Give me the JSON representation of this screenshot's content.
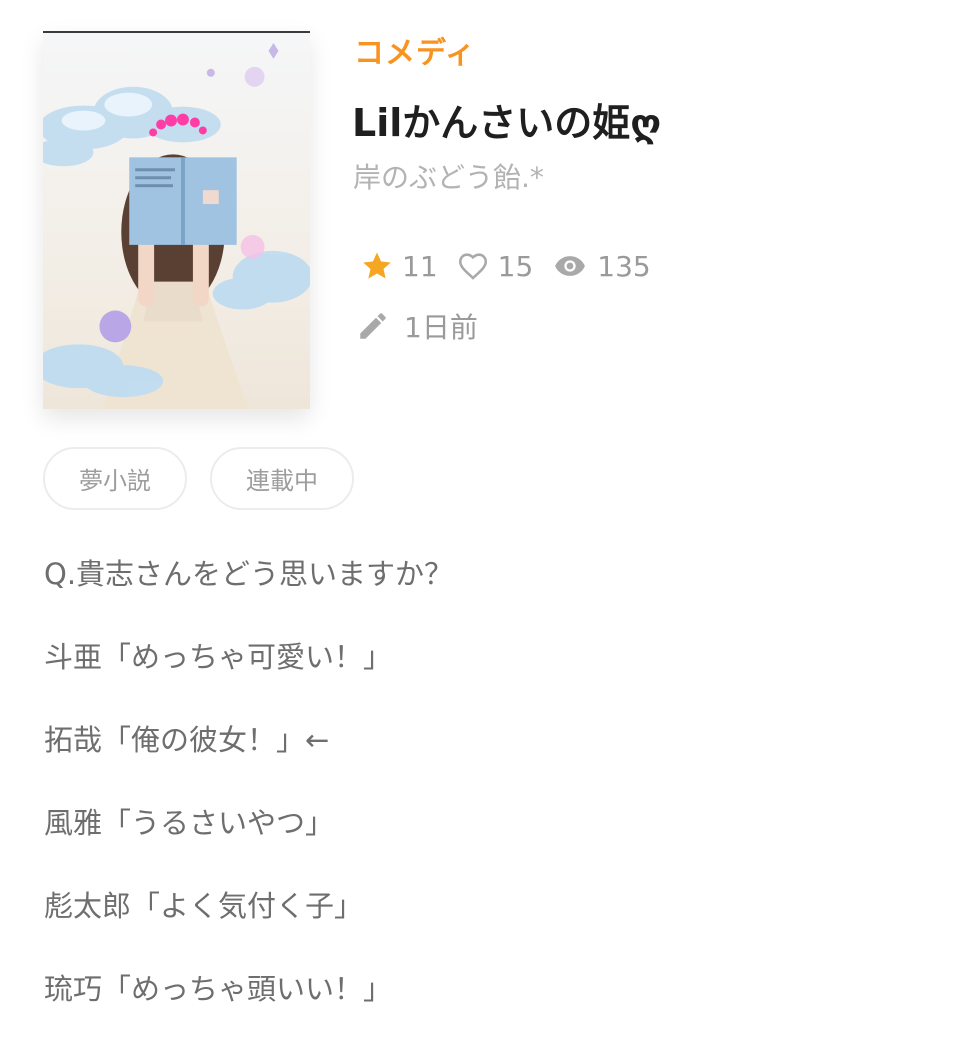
{
  "cover": {
    "alt": "novel cover",
    "icon": "book-cover-image"
  },
  "genre": "コメディ",
  "title": "Lilかんさいの姫ღ",
  "author": "岸のぶどう飴.*",
  "stats": {
    "stars": "11",
    "likes": "15",
    "views": "135"
  },
  "updated": "1日前",
  "tags": [
    {
      "label": "夢小説"
    },
    {
      "label": "連載中"
    }
  ],
  "description_lines": [
    "Q.貴志さんをどう思いますか？",
    "斗亜「めっちゃ可愛い！」",
    "拓哉「俺の彼女！」←",
    "風雅「うるさいやつ」",
    "彪太郎「よく気付く子」",
    "琉巧「めっちゃ頭いい！」"
  ],
  "colors": {
    "accent": "#f7931e",
    "star": "#f5a623",
    "meta": "#9a9a9a"
  }
}
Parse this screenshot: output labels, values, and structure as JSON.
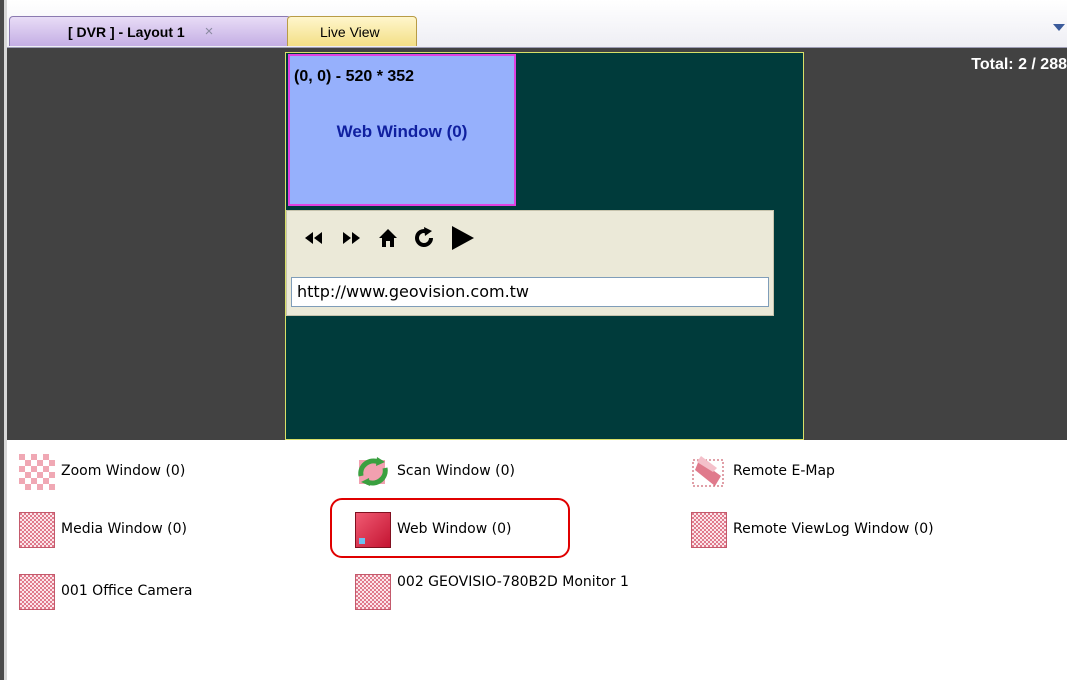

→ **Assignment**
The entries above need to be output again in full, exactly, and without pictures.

→ **Task output**
Give me the JSON representation of this screenshot's content.
{
  "cover": {
    "alt": "novel cover",
    "icon": "book-cover-image"
  },
  "genre": "コメディ",
  "title": "Lilかんさいの姫ღ",
  "author": "岸のぶどう飴.*",
  "stats": {
    "stars": "11",
    "likes": "15",
    "views": "135"
  },
  "updated": "1日前",
  "tags": [
    {
      "label": "夢小説"
    },
    {
      "label": "連載中"
    }
  ],
  "description_lines": [
    "Q.貴志さんをどう思いますか？",
    "斗亜「めっちゃ可愛い！」",
    "拓哉「俺の彼女！」←",
    "風雅「うるさいやつ」",
    "彪太郎「よく気付く子」",
    "琉巧「めっちゃ頭いい！」"
  ],
  "colors": {
    "accent": "#f7931e",
    "star": "#f5a623",
    "meta": "#9a9a9a"
  }
}
Parse this screenshot: output labels, values, and structure as JSON.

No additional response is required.